**Task directions**. Pull each line with the string "weigth" from the entries.

**Web page and app entries**.
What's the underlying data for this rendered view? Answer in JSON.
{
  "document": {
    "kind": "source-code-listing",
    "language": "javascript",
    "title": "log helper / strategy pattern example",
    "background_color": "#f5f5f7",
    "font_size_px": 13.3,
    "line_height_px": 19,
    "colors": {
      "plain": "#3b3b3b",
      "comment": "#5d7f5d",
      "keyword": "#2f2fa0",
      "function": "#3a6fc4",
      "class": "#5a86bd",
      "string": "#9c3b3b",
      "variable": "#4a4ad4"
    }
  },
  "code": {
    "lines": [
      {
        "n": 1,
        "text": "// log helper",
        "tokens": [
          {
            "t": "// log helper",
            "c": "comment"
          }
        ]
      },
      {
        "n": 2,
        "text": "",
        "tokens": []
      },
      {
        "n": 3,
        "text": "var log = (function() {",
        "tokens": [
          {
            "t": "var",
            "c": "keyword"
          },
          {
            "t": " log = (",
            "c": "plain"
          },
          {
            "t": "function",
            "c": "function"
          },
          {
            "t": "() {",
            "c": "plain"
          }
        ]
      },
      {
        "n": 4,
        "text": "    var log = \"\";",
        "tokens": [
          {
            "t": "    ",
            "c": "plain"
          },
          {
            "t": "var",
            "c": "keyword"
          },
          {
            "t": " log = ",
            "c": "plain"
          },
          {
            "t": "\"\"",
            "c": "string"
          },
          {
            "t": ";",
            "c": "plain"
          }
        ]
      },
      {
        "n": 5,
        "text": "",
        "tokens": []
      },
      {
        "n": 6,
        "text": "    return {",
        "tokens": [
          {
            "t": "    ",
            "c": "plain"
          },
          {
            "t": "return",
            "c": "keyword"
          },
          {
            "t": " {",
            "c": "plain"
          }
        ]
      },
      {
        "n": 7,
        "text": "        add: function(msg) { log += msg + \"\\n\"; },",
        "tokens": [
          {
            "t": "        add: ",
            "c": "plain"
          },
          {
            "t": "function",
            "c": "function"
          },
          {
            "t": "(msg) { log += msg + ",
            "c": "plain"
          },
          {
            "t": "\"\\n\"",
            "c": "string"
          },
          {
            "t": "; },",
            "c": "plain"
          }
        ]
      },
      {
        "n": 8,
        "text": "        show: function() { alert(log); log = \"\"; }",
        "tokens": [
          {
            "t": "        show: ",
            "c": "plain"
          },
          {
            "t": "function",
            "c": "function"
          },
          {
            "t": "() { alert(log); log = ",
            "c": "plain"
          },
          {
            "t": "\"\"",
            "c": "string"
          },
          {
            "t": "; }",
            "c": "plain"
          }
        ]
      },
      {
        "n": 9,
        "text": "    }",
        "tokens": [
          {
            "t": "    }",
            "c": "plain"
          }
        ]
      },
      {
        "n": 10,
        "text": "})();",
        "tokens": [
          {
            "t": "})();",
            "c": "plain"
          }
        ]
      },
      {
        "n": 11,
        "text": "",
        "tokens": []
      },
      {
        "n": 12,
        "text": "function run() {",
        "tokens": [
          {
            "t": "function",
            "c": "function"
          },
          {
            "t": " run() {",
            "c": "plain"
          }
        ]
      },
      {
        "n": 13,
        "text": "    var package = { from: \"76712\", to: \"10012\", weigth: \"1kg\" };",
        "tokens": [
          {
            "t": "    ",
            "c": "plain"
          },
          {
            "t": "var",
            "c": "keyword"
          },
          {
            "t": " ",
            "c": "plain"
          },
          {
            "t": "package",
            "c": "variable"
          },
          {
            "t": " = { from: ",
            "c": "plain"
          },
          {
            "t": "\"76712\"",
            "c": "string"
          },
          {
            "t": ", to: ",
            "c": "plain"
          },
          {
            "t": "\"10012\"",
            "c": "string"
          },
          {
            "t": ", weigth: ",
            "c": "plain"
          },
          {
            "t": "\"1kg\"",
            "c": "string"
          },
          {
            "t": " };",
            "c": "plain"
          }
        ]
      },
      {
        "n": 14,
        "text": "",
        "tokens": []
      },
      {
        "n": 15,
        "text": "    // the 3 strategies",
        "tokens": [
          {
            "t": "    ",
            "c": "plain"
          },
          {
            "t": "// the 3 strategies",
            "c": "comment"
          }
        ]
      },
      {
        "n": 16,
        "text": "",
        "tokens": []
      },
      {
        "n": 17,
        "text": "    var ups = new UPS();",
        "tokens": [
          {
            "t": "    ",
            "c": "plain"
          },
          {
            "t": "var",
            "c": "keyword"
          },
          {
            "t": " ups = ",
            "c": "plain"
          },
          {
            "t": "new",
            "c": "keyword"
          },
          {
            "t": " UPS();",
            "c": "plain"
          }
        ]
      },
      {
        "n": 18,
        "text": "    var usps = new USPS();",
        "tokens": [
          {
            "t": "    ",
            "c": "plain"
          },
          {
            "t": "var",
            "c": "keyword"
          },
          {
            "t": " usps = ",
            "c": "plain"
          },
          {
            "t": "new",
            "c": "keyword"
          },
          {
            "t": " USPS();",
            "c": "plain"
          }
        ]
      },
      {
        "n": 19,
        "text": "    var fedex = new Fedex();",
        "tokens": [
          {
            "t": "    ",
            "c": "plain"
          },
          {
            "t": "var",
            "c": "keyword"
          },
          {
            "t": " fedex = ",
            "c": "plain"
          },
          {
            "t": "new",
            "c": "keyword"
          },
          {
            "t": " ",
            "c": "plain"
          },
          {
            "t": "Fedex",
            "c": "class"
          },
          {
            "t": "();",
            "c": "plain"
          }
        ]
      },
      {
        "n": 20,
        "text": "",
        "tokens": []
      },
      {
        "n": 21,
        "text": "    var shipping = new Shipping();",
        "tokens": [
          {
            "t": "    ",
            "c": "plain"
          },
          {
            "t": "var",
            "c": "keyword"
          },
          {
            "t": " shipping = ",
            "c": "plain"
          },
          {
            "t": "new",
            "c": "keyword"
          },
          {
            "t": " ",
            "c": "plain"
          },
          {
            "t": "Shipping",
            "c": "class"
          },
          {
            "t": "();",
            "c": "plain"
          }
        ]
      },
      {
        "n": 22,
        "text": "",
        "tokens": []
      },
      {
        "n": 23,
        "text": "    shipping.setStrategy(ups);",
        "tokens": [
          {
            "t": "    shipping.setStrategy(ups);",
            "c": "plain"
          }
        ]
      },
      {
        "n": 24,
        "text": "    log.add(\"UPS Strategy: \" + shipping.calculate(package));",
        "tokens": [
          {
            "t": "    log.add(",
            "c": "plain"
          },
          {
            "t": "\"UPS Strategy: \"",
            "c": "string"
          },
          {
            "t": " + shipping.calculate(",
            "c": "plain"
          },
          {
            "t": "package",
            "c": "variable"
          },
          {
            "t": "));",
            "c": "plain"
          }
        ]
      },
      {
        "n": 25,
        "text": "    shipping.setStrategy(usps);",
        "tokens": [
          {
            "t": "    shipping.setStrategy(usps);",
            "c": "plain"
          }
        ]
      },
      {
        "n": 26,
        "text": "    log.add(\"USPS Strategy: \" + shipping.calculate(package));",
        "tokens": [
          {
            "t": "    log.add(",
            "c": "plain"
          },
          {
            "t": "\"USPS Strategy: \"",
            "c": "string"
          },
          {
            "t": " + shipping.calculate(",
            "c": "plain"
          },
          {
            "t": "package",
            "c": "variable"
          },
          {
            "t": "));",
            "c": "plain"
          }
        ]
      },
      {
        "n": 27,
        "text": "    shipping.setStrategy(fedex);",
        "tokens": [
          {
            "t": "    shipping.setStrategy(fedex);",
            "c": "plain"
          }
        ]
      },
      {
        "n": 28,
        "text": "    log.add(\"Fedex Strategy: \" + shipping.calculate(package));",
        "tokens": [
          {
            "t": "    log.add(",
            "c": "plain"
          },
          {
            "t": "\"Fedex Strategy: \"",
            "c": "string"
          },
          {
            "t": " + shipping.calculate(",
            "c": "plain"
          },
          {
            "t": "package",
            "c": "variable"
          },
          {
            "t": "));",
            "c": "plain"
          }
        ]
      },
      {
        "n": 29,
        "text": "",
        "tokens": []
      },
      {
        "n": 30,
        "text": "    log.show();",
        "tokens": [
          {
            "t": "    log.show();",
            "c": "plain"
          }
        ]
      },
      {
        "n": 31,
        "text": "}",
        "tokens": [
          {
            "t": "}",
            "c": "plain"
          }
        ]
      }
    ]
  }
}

**Your solution**.
        "text": "    var package = { from: \"76712\", to: \"10012\", weigth: \"1kg\" };",
            "t": ", weigth: ",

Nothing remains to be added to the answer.